A star known as KIC 8462852, according to Wikipedia, is:
between the constellations Cygnus and Lyra, approximately 454 parsecs (~1481 light years) from Earth. In September 2015, several astronomers published a paper analyzing the peculiar light output of the star. Measuring light fluctuations is a common way of detecting planets orbiting distant stars. However, this star had several extraordinarily peculiar results. Its light output was found to be consistent with a large mass (or many small masses together) orbiting the star in “tight formation”, which lead to a series of peculiar hypotheses.
Peculiar hypotheses? Yes. Wikipedia says:
Researchers think the most likely explanation for the star’s odd reduction in light is due to a large dust cloud of broken up comets orbiting the star elliptically. … Other explanations for the star’s dip in luminosity as measured by the Kepler space telescope could be due to the star recently capturing an asteroid field, or from a temporary debris field caused by a massive planetary impact.
Then it gets interesting:
Other speculations have been proposed. Some astronomers think these observations are consistent with mega structures made by alien civilizations, such as Dyson spheres. SETI astronomers plan to examine the star’s radio frequencies to look for potential signs of unnatural activity indicative of intelligent extraterrestrial life. [Bold font added by us.]
The press has become interested. London’s Daily Mail has this headline: Have researchers discovered an alien MEGASTRUCTURE? ‘Bizarre’ star could be surrounded by a Dyson sphere built by extraterrestrials, researchers claim. It’s fun to read, but we’ll leave that to you.
Things like this provoke the Discovery Institute to demonstrate their awesome analytical powers. Look what just showed up at their creationist blog: Seeking Alien “Megastructures” Around a Puzzling Star, Astronomers Debate Intelligent Design.
Astronomers are debating intelligent design? Who, you’re wondering, wrote this Discoveroid post? They assigned the task to one of their best minds — David Klinghoffer, a Discoveroid “senior fellow” (i.e., flaming, full-blown creationist), who eagerly functions as their journalistic slasher and poo flinger. He says, with bold font added by us for emphasis:
A fascinating article for The Atlantic describes a disagreement among astronomers over intelligent design.
The Atlantic? Yes, that’s Klinghoffer’s source. Here’s their article: The Most Mysterious Star in Our Galaxy. Is it really about intelligent design? No, not really. Klinghoffer admits:
Though the phrase isn’t used, it’s clearly about design detection and when such a determination is legitimately triggered.
It’s amazing that the Discoveroids can not only detect intelligent design when no one else does, they can also detect when their “theory” is being used, even though the people alleged to be using it are unaware that they are doing so. Klinghoffer quotes from the article and then explains it to his readers:
The problem is simple.
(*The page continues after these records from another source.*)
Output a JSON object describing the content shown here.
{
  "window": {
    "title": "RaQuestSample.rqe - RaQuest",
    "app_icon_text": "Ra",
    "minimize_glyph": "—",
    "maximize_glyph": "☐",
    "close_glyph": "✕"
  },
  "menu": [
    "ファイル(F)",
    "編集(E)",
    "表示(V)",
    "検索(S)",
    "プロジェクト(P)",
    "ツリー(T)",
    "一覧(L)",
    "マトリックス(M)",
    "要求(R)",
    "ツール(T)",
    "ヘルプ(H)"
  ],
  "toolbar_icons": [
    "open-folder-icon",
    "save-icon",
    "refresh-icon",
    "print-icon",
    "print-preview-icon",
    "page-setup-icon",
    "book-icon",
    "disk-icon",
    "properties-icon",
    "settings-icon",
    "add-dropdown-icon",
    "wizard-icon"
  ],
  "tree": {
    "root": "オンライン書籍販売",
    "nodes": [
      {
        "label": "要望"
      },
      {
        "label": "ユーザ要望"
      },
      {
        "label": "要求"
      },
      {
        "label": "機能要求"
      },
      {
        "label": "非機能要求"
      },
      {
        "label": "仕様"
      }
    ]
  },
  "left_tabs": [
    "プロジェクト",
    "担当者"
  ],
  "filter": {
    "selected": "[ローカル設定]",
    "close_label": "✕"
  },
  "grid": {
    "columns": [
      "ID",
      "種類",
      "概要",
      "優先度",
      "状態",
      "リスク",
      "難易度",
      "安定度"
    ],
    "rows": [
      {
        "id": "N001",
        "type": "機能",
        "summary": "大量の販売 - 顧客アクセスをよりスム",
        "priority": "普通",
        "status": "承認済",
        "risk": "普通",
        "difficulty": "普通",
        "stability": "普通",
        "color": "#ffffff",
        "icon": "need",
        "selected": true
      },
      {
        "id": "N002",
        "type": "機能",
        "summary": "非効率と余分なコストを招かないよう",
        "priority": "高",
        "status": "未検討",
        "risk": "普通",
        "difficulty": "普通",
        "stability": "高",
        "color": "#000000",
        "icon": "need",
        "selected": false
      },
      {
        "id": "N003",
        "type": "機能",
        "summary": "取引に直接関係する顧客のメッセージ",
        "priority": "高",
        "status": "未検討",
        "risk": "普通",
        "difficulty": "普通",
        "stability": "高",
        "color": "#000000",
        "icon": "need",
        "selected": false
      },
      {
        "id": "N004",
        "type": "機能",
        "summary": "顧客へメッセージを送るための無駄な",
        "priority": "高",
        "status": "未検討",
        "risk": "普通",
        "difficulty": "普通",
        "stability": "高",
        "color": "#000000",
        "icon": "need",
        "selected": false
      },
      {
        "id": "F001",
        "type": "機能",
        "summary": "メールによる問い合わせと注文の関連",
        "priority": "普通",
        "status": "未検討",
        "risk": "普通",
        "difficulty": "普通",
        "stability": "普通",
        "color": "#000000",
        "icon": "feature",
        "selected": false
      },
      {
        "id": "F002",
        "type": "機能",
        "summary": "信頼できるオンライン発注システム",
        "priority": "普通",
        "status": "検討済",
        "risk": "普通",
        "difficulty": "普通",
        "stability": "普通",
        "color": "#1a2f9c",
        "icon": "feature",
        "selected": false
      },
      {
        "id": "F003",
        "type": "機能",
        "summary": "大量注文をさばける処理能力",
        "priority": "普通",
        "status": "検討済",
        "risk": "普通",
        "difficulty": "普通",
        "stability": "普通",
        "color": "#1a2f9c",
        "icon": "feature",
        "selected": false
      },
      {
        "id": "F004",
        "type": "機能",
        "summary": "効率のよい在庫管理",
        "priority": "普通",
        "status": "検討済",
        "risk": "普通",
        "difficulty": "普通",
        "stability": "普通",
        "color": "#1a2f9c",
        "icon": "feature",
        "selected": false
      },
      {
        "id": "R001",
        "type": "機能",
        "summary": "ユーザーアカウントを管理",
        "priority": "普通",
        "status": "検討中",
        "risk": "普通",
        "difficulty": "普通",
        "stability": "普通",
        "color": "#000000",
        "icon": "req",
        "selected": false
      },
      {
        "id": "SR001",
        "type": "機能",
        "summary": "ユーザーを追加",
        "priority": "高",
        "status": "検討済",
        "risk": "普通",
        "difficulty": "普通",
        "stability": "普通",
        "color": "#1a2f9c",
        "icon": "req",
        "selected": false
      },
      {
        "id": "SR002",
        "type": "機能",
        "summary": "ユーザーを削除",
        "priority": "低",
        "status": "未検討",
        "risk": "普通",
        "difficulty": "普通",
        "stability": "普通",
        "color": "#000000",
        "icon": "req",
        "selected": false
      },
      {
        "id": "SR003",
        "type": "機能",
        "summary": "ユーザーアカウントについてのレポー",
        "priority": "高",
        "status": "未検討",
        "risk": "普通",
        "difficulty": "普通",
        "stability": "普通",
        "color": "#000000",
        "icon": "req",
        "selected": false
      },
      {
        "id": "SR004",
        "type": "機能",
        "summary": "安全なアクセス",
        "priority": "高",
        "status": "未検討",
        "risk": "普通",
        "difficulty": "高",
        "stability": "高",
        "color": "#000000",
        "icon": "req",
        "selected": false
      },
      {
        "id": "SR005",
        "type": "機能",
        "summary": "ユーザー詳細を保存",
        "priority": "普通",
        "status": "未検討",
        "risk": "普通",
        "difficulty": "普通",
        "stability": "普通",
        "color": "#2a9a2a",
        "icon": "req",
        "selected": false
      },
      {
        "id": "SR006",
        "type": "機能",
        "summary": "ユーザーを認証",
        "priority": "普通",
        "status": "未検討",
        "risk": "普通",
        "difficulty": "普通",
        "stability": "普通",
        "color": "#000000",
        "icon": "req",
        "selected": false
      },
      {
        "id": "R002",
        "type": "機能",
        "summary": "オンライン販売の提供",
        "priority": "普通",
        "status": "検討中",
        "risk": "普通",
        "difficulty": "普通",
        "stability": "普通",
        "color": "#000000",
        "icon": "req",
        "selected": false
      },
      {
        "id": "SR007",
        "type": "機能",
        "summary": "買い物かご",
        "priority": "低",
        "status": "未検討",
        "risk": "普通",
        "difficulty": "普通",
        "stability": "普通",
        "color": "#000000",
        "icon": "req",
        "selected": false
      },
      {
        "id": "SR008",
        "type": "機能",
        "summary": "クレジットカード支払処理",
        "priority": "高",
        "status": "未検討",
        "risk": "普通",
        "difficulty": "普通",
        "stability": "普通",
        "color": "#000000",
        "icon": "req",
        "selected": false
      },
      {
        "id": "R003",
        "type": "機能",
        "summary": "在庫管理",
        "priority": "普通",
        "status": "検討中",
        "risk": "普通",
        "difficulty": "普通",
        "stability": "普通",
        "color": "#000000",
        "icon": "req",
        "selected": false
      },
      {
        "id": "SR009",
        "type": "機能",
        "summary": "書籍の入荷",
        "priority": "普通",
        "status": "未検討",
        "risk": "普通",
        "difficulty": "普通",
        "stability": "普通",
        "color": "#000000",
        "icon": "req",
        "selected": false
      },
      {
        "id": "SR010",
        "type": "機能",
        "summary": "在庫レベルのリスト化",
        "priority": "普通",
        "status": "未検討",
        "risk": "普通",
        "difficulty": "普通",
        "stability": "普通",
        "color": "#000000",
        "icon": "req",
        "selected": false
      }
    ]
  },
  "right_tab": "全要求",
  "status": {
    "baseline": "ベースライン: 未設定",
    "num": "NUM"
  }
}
A young star could have such a “mess” of matter circling it but a middle-ages star would not — the mess would have since been hoovered up. KIC 8462852 is not young but middle-aged, so what is that stuff? One group of scientists, led by Yale postdoc Tabetha Boyajian, sorted through a variety of natural explanations — “blind nature” — all unsatisfactory, until they settled on one they could accept:
What explanation did they settle on? Klinghoffer gives us this quote from the article:
If another star had passed through the unusual star’s system, it could have yanked a sea of comets inward. Provided there were enough of them, the comets could have made the dimming pattern.
Then he mentions one other explanation:
But astronomer Jason Wright at Penn State begs to differ. Reluctantly, he’s ready to consider the hypothesis that what they’re looking at is alien technology — orbiting “megastructures” build to capture energy from TK. … Wright considers the design inference a last resort: “the very last hypothesis you consider.” But not out of the question, and worth testing by a closer inspection.
That’s enough to get Klinghoffer’s Discoveroid juices flowing. He says:
SETI, the Search for Extraterrestrial Intelligence, has long sought such evidence of intelligent life elsewhere in the universe. Could this be it? I have no idea. The point to take away is that what these scientists are doing is practicing the science of intelligent design — the detection and identification of intelligence and its residues, sorting natural processes from purposeful ones, distinguishing “blind nature” from directed, goal-driven activity resulting in unmistakable artifacts.
The Discoveroids have previously claimed that SETI is using their “theory” of intelligent design — see Discoveroids: SETI and Intelligent Design. Now they’re doing it again. Klinghoffer concludes with this:
It’s ID. Precisely that. It’s testable. And it’s science.
So there you are. If KIC 8462852 is evidence of intelligent aliens, it supposedly validates the Discoveroids’ “theory” of intelligent design. And that means the designer — blessed be he! — made the universe, life, and you.
Copyright © 2015. The Sensuous Curmudgeon. All rights reserved.